From 2006 to 2008, the Center carried out an initiative on Cognition and Religion, sponsored by the John Templeton Foundation. This initiative encompassed a series of lectures and symposia, an ongoing seminar, and a number of empirical projects.
2006-2008 Events included:
October 20, 2006: “Neuroscience and Religion" a symposium featuring Richard Davidson, University of Wisconsin; Margaret Kemeny, University of California, San Francisco; Wayne Proudfoot, Columbia University; Clifford Saron, University of California, Davis; and Jonathan Cohen and Leigh Schmidt, Princeton University.
May 11, 2007: "What is Prayer?" a symposium featuring Catherine Bell, Santa Clara University; Sister Mary Margaret Funk, Our Lady of Grace Monastery; David D. Hall, Harvard Divinity School; Carol Zaleski, Smith College; and Albert Raboteau, Princeton University.
Princeton Lectures in Cognition and Religion included "Why People Perform Rituals" by Pascal Boyer, Washington University in St. Louis, March 2, 2006; "Ethics, Freedom, and the Death of Rationalism: What Cognitive Science Tells Us About the Culture Wars" by George Lakoff, University of California, Berkeley, April 13, 2006; “Can God Answer Back?” by Nicholas Wolterstorff, Yale Divinity School, April 20, 2006; “Born to Believe: God, Science, and the Origin of Ordinary and Extraordinary Beliefs,” by Andrew Newberg, University of Pennsylvania, September 26, 2007; “The Role of Matruationally Natural Cognition in Science and Religion,” by Robert N. McCauley, February 7, 2008.
For more information, see our listing of Past Events.
The Cognitive and Textual Methods Seminar brought scholars from such scientific fields as cognitive science, artificial intelligence, computer science, and linguistics together with scholars from the social sciences and humanities who study religion. The project moved the scientific study of prayer beyond its current emphasis on the instrumental uses of prayer to a more complete understanding of the form and content of prayer and its role in human societies.

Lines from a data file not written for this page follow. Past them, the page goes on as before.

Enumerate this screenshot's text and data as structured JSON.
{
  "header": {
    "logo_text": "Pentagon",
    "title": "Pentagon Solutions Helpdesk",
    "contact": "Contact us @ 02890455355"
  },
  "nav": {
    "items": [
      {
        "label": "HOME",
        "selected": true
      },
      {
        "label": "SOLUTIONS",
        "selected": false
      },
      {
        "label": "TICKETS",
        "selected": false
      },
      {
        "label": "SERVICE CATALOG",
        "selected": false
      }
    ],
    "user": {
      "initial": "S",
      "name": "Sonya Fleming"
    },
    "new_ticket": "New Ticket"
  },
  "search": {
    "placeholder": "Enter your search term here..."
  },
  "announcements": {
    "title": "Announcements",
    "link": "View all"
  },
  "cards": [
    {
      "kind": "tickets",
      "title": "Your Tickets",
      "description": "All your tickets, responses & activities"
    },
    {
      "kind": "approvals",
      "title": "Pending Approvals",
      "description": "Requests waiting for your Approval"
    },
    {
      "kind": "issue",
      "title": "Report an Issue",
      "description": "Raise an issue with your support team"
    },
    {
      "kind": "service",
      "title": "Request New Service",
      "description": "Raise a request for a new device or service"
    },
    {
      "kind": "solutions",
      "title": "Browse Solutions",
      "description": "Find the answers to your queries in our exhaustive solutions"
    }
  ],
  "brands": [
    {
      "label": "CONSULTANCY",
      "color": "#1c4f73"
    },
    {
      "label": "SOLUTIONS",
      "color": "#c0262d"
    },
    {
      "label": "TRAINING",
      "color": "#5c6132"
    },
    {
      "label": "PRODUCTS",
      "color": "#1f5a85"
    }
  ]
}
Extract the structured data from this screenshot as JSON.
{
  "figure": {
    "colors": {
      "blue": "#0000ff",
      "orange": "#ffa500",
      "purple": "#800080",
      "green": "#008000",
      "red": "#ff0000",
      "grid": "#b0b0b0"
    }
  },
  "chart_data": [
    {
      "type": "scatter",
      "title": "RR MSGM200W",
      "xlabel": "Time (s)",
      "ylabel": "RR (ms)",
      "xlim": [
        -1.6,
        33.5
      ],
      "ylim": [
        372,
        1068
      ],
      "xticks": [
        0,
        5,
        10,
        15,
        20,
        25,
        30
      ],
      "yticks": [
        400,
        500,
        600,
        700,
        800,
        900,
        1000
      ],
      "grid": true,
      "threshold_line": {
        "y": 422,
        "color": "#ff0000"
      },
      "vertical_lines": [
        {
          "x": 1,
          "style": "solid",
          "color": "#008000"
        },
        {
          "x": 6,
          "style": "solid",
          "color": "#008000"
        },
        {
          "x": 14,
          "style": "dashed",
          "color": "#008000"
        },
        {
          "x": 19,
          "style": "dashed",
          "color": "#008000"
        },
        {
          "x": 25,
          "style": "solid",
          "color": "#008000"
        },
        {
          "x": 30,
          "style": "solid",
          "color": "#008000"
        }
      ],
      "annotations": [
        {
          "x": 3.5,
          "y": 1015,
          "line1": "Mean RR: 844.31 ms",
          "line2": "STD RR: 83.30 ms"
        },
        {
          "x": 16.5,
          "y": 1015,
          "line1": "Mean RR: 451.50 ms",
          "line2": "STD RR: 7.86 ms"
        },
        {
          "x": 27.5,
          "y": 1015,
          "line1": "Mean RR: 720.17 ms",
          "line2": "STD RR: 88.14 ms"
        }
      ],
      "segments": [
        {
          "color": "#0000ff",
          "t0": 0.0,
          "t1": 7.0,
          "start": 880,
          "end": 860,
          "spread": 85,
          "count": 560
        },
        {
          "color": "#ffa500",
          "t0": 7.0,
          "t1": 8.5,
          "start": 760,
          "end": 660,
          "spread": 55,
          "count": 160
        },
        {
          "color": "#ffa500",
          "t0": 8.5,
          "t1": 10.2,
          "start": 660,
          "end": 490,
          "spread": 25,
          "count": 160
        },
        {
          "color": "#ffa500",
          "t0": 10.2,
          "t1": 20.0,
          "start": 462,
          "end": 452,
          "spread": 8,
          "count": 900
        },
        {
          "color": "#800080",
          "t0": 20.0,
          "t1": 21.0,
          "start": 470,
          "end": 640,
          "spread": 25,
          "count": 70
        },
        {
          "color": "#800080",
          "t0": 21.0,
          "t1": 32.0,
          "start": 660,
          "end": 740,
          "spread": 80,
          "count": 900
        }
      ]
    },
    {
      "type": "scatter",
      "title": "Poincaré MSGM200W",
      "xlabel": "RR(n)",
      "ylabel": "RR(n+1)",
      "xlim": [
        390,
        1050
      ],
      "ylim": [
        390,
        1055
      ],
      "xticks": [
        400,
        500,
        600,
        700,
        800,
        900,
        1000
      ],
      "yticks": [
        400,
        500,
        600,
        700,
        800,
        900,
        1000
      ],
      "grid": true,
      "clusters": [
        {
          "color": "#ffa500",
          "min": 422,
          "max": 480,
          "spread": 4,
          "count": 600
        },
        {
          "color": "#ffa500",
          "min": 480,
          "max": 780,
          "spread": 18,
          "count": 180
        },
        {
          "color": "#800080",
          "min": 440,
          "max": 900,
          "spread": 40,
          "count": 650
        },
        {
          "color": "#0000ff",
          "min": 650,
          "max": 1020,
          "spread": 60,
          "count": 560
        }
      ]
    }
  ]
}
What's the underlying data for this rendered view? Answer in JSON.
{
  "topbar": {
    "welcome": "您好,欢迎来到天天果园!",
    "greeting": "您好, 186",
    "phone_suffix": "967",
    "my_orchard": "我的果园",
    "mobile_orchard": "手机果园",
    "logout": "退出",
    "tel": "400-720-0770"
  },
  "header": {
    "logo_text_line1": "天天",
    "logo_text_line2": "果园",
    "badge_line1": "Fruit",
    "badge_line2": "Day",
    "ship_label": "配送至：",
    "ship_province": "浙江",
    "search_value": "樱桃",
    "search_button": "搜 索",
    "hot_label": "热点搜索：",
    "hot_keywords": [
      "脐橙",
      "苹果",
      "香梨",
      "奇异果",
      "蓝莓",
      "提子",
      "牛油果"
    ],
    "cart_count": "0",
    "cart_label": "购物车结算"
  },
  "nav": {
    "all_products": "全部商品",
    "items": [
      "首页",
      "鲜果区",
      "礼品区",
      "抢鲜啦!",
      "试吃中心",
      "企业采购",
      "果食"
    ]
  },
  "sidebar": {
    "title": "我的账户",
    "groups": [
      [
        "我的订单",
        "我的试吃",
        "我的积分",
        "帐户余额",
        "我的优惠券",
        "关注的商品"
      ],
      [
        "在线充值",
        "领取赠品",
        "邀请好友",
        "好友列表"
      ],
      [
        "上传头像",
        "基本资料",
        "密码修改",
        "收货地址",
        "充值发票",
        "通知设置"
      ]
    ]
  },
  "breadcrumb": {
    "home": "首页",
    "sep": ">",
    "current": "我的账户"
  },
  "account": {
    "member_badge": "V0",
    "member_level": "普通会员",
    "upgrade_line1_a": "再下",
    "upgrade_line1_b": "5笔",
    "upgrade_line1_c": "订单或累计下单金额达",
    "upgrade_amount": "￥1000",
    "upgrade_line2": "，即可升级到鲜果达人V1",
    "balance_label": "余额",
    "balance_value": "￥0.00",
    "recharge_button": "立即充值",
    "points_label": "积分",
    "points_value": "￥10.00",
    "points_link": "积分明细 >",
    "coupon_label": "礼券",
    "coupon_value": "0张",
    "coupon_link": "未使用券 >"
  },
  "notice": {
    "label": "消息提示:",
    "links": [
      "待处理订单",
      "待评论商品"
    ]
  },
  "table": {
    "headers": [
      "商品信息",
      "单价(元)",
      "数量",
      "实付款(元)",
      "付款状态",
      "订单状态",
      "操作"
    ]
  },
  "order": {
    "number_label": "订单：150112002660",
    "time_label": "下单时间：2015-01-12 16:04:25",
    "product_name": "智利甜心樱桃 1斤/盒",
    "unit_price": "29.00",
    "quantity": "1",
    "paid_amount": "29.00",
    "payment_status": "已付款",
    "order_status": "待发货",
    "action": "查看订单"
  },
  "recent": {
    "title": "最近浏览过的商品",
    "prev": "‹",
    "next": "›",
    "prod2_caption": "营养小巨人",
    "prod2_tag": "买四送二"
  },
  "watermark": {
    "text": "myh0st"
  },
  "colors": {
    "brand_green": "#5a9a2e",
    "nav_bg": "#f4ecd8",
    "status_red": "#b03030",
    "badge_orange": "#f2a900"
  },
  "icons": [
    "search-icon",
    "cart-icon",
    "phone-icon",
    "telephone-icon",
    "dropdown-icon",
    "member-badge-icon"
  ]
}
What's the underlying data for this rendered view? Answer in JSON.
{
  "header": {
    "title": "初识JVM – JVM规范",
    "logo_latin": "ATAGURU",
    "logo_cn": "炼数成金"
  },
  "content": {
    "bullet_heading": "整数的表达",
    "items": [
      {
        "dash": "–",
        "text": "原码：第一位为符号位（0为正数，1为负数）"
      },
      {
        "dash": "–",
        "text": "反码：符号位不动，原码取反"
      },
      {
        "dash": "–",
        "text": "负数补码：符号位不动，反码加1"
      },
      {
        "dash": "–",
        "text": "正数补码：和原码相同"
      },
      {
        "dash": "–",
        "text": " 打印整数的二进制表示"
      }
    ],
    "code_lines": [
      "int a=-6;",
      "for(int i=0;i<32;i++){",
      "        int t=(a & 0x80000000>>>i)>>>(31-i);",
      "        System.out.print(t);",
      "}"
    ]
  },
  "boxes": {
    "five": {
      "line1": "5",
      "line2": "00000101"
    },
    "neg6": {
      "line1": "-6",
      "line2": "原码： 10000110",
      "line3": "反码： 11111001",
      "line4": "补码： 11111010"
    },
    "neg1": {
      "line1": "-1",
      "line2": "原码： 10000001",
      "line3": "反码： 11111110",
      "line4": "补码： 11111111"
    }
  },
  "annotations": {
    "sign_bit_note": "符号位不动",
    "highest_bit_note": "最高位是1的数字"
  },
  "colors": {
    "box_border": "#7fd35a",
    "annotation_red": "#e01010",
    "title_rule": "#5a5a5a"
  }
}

The project sought to break new ground by bringing recent scientific methods of text analysis, based on concepts from the cognitive sciences, to bear on the analysis of prayer.
For more information on the Cognition and Religion Initiative please contact Rebekah Massengill.